Thursday, April 01, 2010

Footprints on the sands of time

Just a few days back I turned thirty. It is true nothing much changed in my life but I somehow got the inspiration to drop by the pages of my own history and revisit the times I once lived. I remember some instances from early childhood. Take for example the day when I broke my feeding bottle and my mother decided I had enough of the bottle. And then started the era of drinking out of a glass which had various forms of liquid till date starting from simple liquid like water. Then I fast forward myself to my first day at school which for most kids is painful but for me it was a big party with some glitches which I would skip here. After that we moved a few places and finally landed up at a place where my parents spent the next 23 years. There I had my whole school life. There are a lot of instances which I remember quite clearly but I would mention only a few here. First being the moment when I got my first cycle. It was a BSA champ. May be I should say that it was my first bicycle because before that I had a tricycle.
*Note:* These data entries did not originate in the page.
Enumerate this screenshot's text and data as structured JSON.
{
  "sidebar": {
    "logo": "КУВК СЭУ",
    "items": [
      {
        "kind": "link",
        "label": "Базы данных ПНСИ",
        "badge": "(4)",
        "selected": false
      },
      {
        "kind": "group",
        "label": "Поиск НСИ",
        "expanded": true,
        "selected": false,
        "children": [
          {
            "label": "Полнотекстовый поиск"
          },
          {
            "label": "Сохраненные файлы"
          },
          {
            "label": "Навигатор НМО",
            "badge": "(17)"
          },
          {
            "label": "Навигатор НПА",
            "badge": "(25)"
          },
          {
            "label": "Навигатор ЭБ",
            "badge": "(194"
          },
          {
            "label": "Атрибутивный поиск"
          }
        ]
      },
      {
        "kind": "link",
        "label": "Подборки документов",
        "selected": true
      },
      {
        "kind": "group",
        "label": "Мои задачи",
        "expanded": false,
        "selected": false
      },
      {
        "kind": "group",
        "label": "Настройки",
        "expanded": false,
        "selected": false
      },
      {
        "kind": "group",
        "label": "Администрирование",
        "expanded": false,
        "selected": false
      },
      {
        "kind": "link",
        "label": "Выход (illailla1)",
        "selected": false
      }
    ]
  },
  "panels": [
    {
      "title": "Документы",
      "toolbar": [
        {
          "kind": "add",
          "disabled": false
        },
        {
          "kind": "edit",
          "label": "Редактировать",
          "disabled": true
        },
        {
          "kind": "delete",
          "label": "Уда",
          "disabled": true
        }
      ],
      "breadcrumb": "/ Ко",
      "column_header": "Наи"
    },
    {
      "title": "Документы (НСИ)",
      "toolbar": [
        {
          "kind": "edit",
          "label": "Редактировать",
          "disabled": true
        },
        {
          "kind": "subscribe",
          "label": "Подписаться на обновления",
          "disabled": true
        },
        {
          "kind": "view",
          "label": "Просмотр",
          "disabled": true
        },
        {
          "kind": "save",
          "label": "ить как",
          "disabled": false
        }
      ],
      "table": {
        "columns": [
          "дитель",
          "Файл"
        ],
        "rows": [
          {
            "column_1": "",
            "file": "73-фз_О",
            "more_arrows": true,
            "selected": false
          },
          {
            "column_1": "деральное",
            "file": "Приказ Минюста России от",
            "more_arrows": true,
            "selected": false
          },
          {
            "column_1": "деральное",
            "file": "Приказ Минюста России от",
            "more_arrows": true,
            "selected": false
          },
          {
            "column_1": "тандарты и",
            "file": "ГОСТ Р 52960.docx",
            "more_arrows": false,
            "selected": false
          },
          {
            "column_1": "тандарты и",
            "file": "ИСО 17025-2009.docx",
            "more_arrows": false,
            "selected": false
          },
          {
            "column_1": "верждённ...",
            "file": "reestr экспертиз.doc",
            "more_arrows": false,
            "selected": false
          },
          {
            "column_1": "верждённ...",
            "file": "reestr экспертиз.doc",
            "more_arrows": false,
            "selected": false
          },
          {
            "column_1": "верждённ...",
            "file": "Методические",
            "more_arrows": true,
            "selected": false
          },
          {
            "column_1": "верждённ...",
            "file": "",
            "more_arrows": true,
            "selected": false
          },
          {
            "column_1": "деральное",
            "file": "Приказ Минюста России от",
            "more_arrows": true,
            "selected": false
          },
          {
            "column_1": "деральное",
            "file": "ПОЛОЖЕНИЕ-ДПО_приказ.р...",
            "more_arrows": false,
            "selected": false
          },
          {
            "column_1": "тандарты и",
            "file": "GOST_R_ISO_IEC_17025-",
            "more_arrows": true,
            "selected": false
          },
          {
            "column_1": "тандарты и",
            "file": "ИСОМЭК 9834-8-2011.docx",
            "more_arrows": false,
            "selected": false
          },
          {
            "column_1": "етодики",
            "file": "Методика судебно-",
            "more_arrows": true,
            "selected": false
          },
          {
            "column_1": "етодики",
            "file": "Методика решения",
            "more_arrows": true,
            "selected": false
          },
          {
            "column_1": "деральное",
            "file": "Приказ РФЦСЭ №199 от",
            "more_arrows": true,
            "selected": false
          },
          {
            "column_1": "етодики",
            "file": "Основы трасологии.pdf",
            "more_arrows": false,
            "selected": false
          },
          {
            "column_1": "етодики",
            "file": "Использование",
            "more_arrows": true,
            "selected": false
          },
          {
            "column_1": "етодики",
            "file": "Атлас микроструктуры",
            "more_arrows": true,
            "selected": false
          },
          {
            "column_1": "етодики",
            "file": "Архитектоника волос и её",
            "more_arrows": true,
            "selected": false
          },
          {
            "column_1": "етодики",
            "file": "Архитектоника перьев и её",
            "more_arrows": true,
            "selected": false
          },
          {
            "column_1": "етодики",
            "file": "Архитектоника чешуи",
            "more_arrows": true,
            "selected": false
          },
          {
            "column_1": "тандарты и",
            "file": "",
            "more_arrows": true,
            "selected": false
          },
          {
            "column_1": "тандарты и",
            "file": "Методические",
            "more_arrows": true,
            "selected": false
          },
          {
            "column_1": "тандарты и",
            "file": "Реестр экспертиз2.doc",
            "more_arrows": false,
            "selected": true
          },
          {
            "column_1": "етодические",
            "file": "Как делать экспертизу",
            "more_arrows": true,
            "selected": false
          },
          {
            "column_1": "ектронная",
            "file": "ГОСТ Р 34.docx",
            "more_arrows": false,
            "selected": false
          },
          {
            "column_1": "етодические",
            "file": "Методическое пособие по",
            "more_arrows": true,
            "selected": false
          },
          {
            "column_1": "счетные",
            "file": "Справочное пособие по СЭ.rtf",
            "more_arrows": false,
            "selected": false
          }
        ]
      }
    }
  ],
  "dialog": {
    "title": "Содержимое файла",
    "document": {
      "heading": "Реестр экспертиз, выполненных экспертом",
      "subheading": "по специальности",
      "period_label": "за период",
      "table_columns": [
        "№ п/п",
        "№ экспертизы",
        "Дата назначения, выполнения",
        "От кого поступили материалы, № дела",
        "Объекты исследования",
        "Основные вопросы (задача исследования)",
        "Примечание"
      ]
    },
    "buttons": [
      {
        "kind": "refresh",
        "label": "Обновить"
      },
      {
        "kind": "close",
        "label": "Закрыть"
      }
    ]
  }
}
The part of the memory where the cycle enters my life is quite hazy but somehow it became a integral part of my existence. The best part was, it had side supports which made it easy for me to drive and stop as I pleased. Another incident that I remember quite well is the time when we got our refrigerator. It was in the year 1985 and the fridge is still part of our household though the working parts may have gone through complete replacement. My mother was particularly delighted to have it. I remember it for the wonderful food it always had and the ease with which I could steal them. Then I remember my leg operation in 1987, the same year my grandfather died. Well that was kind of a very painful memory for me but the doctor told my father the operation probably saved my leg. In the same year my father got his scooter. That became a permanent sitting place for me when ever I had free time and the scooter was parked on our ground floor balcony. The years passed and came 1989 when we had our first television. At that time only channel available was DD1 and sometimes if the weather was good we could get DD2. I remember the first day the TV was installed. I watched every program that was being aired that day. Through that little idiot box I came in contact with the world outside our little residential campus. My favorite at that time being "The world this week". I still remember keeping a note of all major personalities. The 90s came and suddenly the world changed around me. The Gulf war happened, Margaret Thatcher resigned as the prime minister of Britain after a series of riots, Manmohan Singh opened up the Indian markets, the babri masjid fell, the cable TV invaded our homes and overnight the famous TV antennas disappeared from our skylines. Well, the cable TV was a very interesting thing. Initially it did not enter the Indian market with all the censorships of the 2000s. I particularly remember my friends telling me about the unedited version of late night movies on Star TV, which, I could never watch while being at home, since late night TV was strict no-no in our house. Then I got busy with my testing years. It was the years I was taking my 10th, 12th school year exams and my college admission exams. Then I had a difficult choice, my father wanted me to become doctor, so that I could serve humanity and my mother wanted me to become an engineer, so that I could fix her food processor or the refrigerator if it broke down some day. I became non. To be frank I tried hard to be an engineer but somehow I did not make it. Instead I went to study the intricate details of the world around us, that is, physics. College was a different world for me. By this time the larger things in world like Gulf war, or the London riots, or the break up of Soviet Union got lost in the midst of my struggle for survival. College gave me, apart from my degree, some of my best friends. The most memorable moments in college being the illogical class bunking, the cold coffee at the campus temple, the numerous hours spent only chatting with friends, the numerous rounds of the card game called 29 to name a few. The college years are still vivid and it seems like it was only yesterday that I traveled to Benares for my admission. I graduated in 2001. The world was changing quite fast. I went to Kanpur for my higher studies and that same year I had my first computer. At that time my computer was one of the few in the whole hostel. By the time I got my PhD in Physics every room in the hostel had a computer and in some cases even two, a desktop and a laptop. It was at Kanpur that I had my baptism with fire, that is, I encountered the real world with all its odds and evens. I saw the last of Kanpur in 2009. In the eight years I was associated with Kanpur I saw the place change at a pace unthinkable in the 90s. By this time my father had retired and he had moved back to the place where he spent his childhood and I had moved to France for my post doctoral research. Well, the reader might say, the history really lacks the presence of any feminine character except for my mother. Well, to be frank a few beautiful people from the feminine community do figure in my history. Mostly, because of my friends who missed a beat the first time they came across the beautiful people. Well thats a story for another time. Here I am writing my own history of sorts. Coming back to Kanpur, it has a special place in our family history as well. It was the place where my father started his professional career back in 1967 and so did I. I think I will stop here. Someday, somewhere at the evening of my life may be I can add many more beautiful things to this post.


AMRIT said...

hey, nice write would br better with details coz as Arundhati says god lies in details.

Manoje Nath said...

you area a miser minimalist .